Habanada Sweet Pepper Seeds

This packet sows approximately 8 plants when started indoors.
Availability: In Stock
Bred using traditional open-pollinated techniques to be enjoyed for the unique habanero flavor, but without the heat—thus the name "haba-nada" (no heat). The 2"-3" peppers turn from lime green to bright orange when ripe. Try them roasted or fresh. Now everyone can enjoy the irresistible tropical flavor of these sweet "habanero" peppers!
$3.49 10 seeds

Botanical Name: Capsicum chinense

Days to Maturity: 75–100 days from transplanting

Family: Solanaceae

Native: Brazil

Hardiness: Frost-sensitive perennial grown as an annual

Plant Dimensions: 24" tall, 18" wide

Variety Information: 'Habanada' is a heatless version of the habanero, with a citrusy-floral, slightly spicy flavor. The 2"–3" long peppers are more tapered at the ends, and not blocky like the habanero. Fruit starts out green and turns a bright, tangerine-orange when ripe. 'Habanada' scored just a 1 on the Scoville heat scale, which is enough for a sensitive palate to barely detect warmth.

Attributes: Good for Containers

When to Sow Outside: For Mild Climates only: 2 to 4 weeks after average last frost, when soil temperature is at least 70°F.

When to Start Inside: RECOMMENDED. 8 to 10 weeks before transplanting. Ideal soil temperature for germination is 70°–90°F. Transplant seedlings outside 2 to 4 weeks after your average last frost date, and when daytime temperatures are at least 70°F, and nighttime temperatures are at least 55°F. Mild Climates: May be sown in late summer for fall/winter crop.

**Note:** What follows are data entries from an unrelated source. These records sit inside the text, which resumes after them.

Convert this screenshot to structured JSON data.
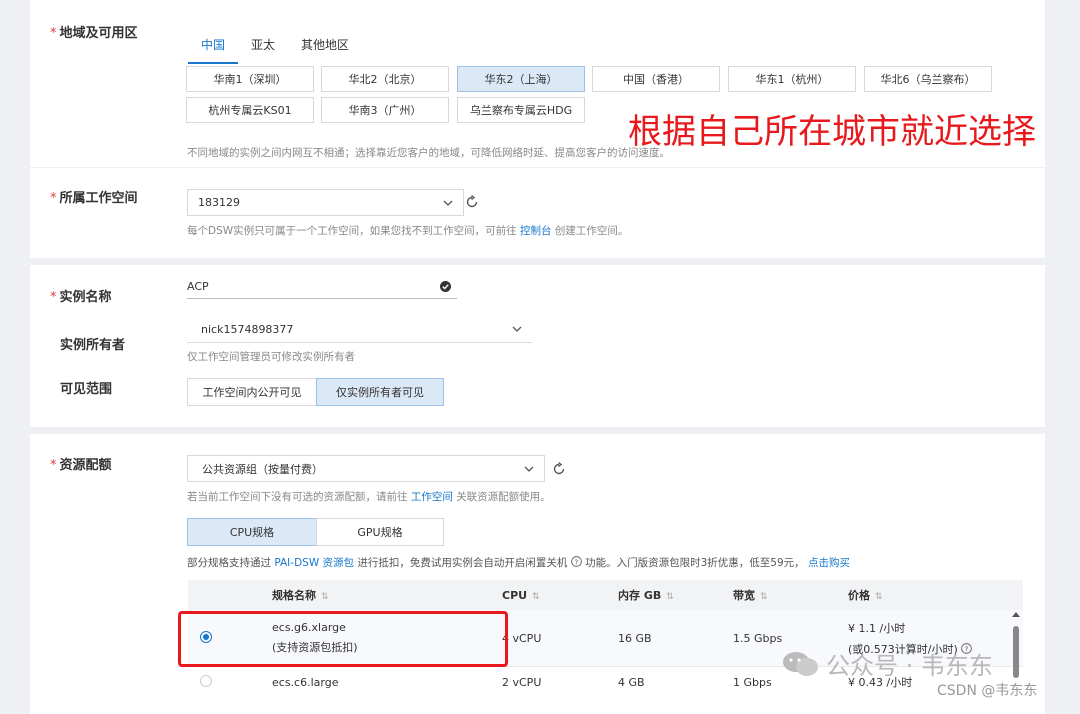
{
  "region": {
    "label": "地域及可用区",
    "tabs": [
      "中国",
      "亚太",
      "其他地区"
    ],
    "buttons": [
      "华南1（深圳）",
      "华北2（北京）",
      "华东2（上海）",
      "中国（香港）",
      "华东1（杭州）",
      "华北6（乌兰察布）",
      "杭州专属云KS01",
      "华南3（广州）",
      "乌兰察布专属云HDG"
    ],
    "selected": "华东2（上海）",
    "hint": "不同地域的实例之间内网互不相通；选择靠近您客户的地域，可降低网络时延、提高您客户的访问速度。",
    "annotation": "根据自己所在城市就近选择"
  },
  "workspace": {
    "label": "所属工作空间",
    "value": "183129",
    "hint_prefix": "每个DSW实例只可属于一个工作空间，如果您找不到工作空间，可前往",
    "hint_link": "控制台",
    "hint_suffix": "创建工作空间。"
  },
  "instance": {
    "name_label": "实例名称",
    "name_value": "ACP",
    "owner_label": "实例所有者",
    "owner_value": "nick1574898377",
    "owner_hint": "仅工作空间管理员可修改实例所有者",
    "visibility_label": "可见范围",
    "visibility_options": [
      "工作空间内公开可见",
      "仅实例所有者可见"
    ],
    "visibility_selected": "仅实例所有者可见"
  },
  "resource": {
    "label": "资源配额",
    "group_value": "公共资源组（按量付费）",
    "group_hint_prefix": "若当前工作空间下没有可选的资源配额，请前往",
    "group_hint_link": "工作空间",
    "group_hint_suffix": "关联资源配额使用。",
    "spec_tabs": [
      "CPU规格",
      "GPU规格"
    ],
    "spec_tab_selected": "CPU规格",
    "promo_prefix": "部分规格支持通过",
    "promo_link": "PAI-DSW 资源包",
    "promo_middle": "进行抵扣，免费试用实例会自动开启闲置关机",
    "promo_suffix": "功能。入门版资源包限时3折优惠，低至59元，",
    "promo_buy": "点击购买",
    "columns": [
      "规格名称",
      "CPU",
      "内存 GB",
      "带宽",
      "价格"
    ],
    "rows": [
      {
        "name": "ecs.g6.xlarge",
        "note": "(支持资源包抵扣)",
        "cpu": "4 vCPU",
        "mem": "16 GB",
        "bw": "1.5 Gbps",
        "price": "¥ 1.1 /小时",
        "price_note": "(或0.573计算时/小时)",
        "selected": true
      },
      {
        "name": "ecs.c6.large",
        "note": "",
        "cpu": "2 vCPU",
        "mem": "4 GB",
        "bw": "1 Gbps",
        "price": "¥ 0.43 /小时",
        "price_note": "",
        "selected": false
      }
    ]
  },
  "watermarks": {
    "wechat": "公众号 · 韦东东",
    "csdn": "CSDN @韦东东"
  },
  "colors": {
    "accent": "#1677cc",
    "required": "#e0403c",
    "annotation": "#e8191d",
    "selected_bg": "#dbe9f7"
  }
}
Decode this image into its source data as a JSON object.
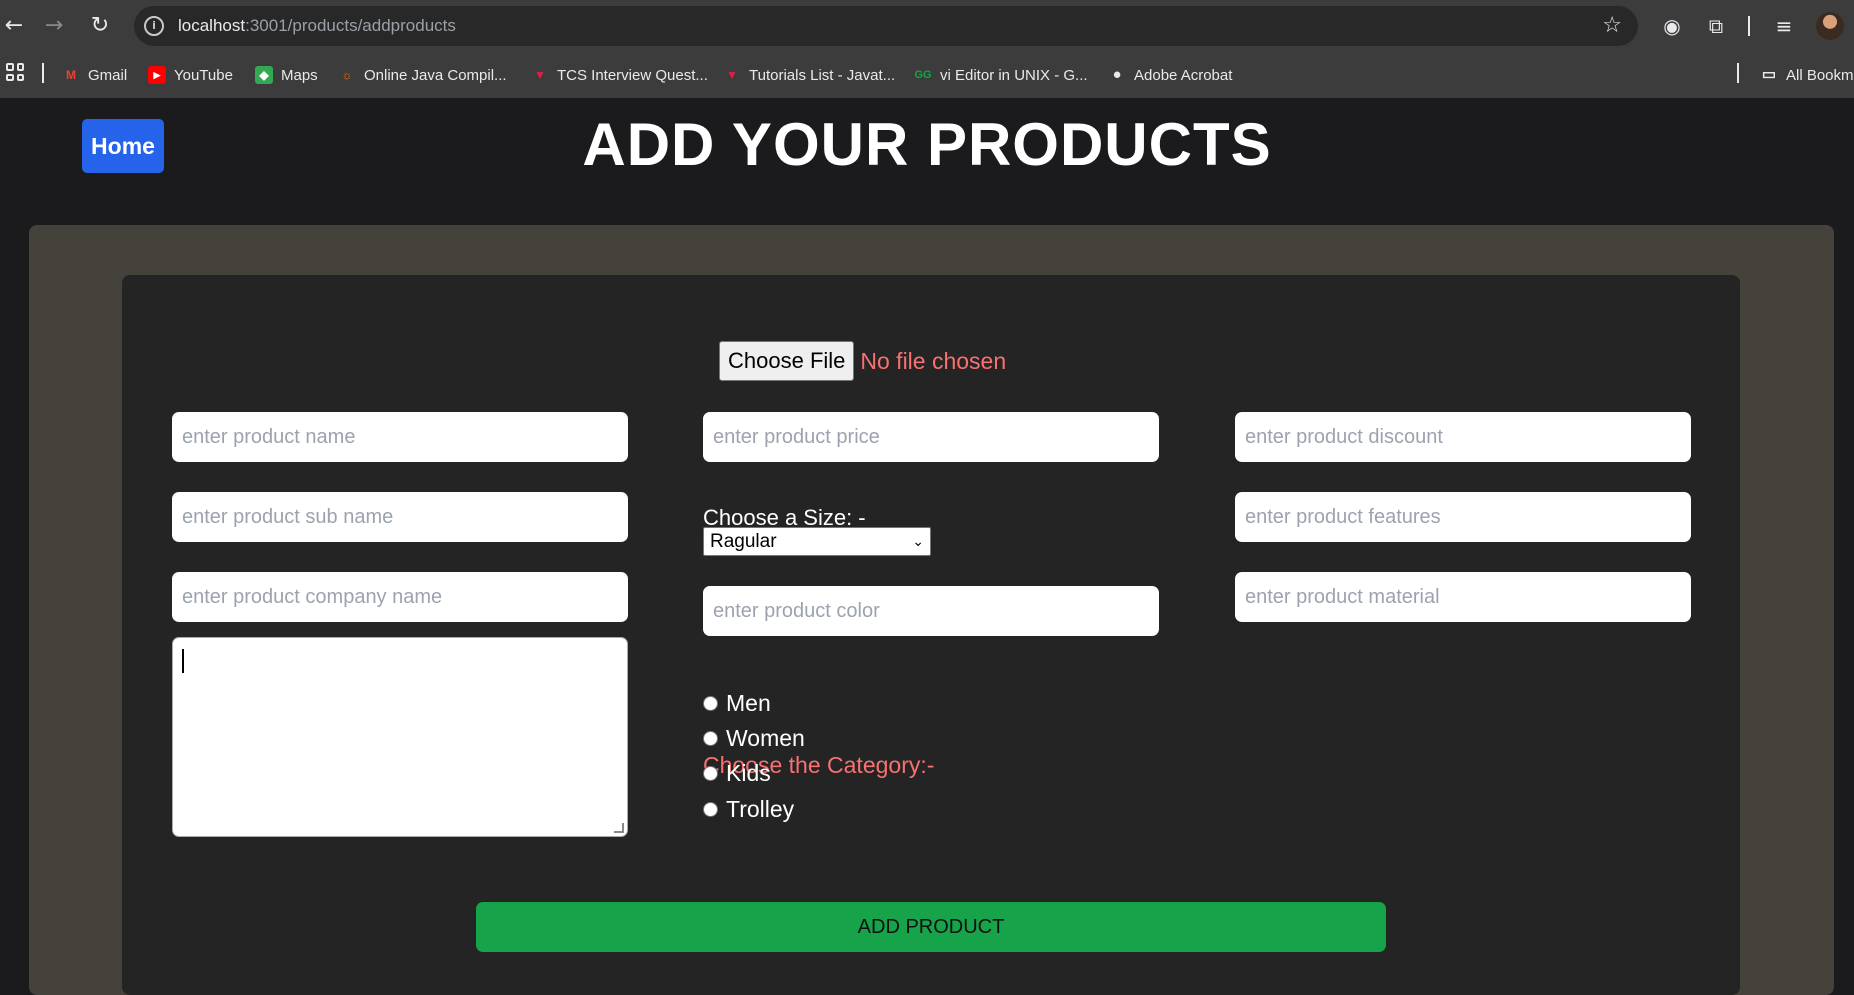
{
  "browser": {
    "url_host": "localhost",
    "url_path": ":3001/products/addproducts",
    "bookmarks": [
      {
        "label": "Gmail",
        "icon": "gmail-icon",
        "color": "#ea4335"
      },
      {
        "label": "YouTube",
        "icon": "youtube-icon",
        "color": "#ff0000"
      },
      {
        "label": "Maps",
        "icon": "maps-icon",
        "color": "#34a853"
      },
      {
        "label": "Online Java Compil...",
        "icon": "sun-icon",
        "color": "#f97316"
      },
      {
        "label": "TCS Interview Quest...",
        "icon": "v-logo-icon",
        "color": "#e11d48"
      },
      {
        "label": "Tutorials List - Javat...",
        "icon": "v-logo-icon",
        "color": "#e11d48"
      },
      {
        "label": "vi Editor in UNIX - G...",
        "icon": "gfg-icon",
        "color": "#16a34a"
      },
      {
        "label": "Adobe Acrobat",
        "icon": "globe-icon",
        "color": "#e8eaed"
      }
    ],
    "all_bookmarks": "All Bookm"
  },
  "page": {
    "home_label": "Home",
    "title": "ADD YOUR PRODUCTS"
  },
  "form": {
    "choose_file_label": "Choose File",
    "no_file_text": "No file chosen",
    "product_name_placeholder": "enter product name",
    "product_sub_name_placeholder": "enter product sub name",
    "company_name_placeholder": "enter product company name",
    "price_placeholder": "enter product price",
    "size_label": "Choose a Size: -",
    "size_selected": "Ragular",
    "color_placeholder": "enter product color",
    "category_label": "Choose the Category:-",
    "categories": [
      "Men",
      "Women",
      "Kids",
      "Trolley"
    ],
    "discount_placeholder": "enter product discount",
    "features_placeholder": "enter product features",
    "material_placeholder": "enter product material",
    "submit_label": "ADD PRODUCT"
  },
  "colors": {
    "home_button": "#2563eb",
    "submit_button": "#16a34a",
    "accent_red": "#f87171"
  }
}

Days to Emerge: 10 –25 days

Seed Depth: ¼"

Seed Spacing: Start indoors

Row Spacing: 24"–36"

Thinning: Start indoors, plant seedlings 18"–24" apart outside

Harvesting: Harvest 'Habanada' at 2"–3" when green or bright orange. Flavor becomes more complex as peppers ripen to orange.

Write a Review

Habanada Sweet Pepper Seeds Reviews

2 reviews
Habanada, hot or not..
Review star icon Review star icon Review star icon Review star icon Review star icon Aug 3, 2020
They seem to like it really hot even though they are not...

Incredibly Productive!
Review star icon Review star icon Review star icon Review star icon Review star icon Sep 20, 2020
I grew these in Zone 6a-6B in the foothills of the Appalachians. I mulched them in black plastic, which I reuse each year, and covered the plastic with a thick layer of the sandstone rocks I hoed up this spring. The plants were gorgeous all season and are now absolutely loaded with peppers that are now (mid-September) turning orange and getting ready to pick. Flavor is dusky and unique with no heat. Are good green and excellent orange. Have so many that I will be experimenting with fermentation. Would definitely plant again.
Linda Gribko

You May Also Like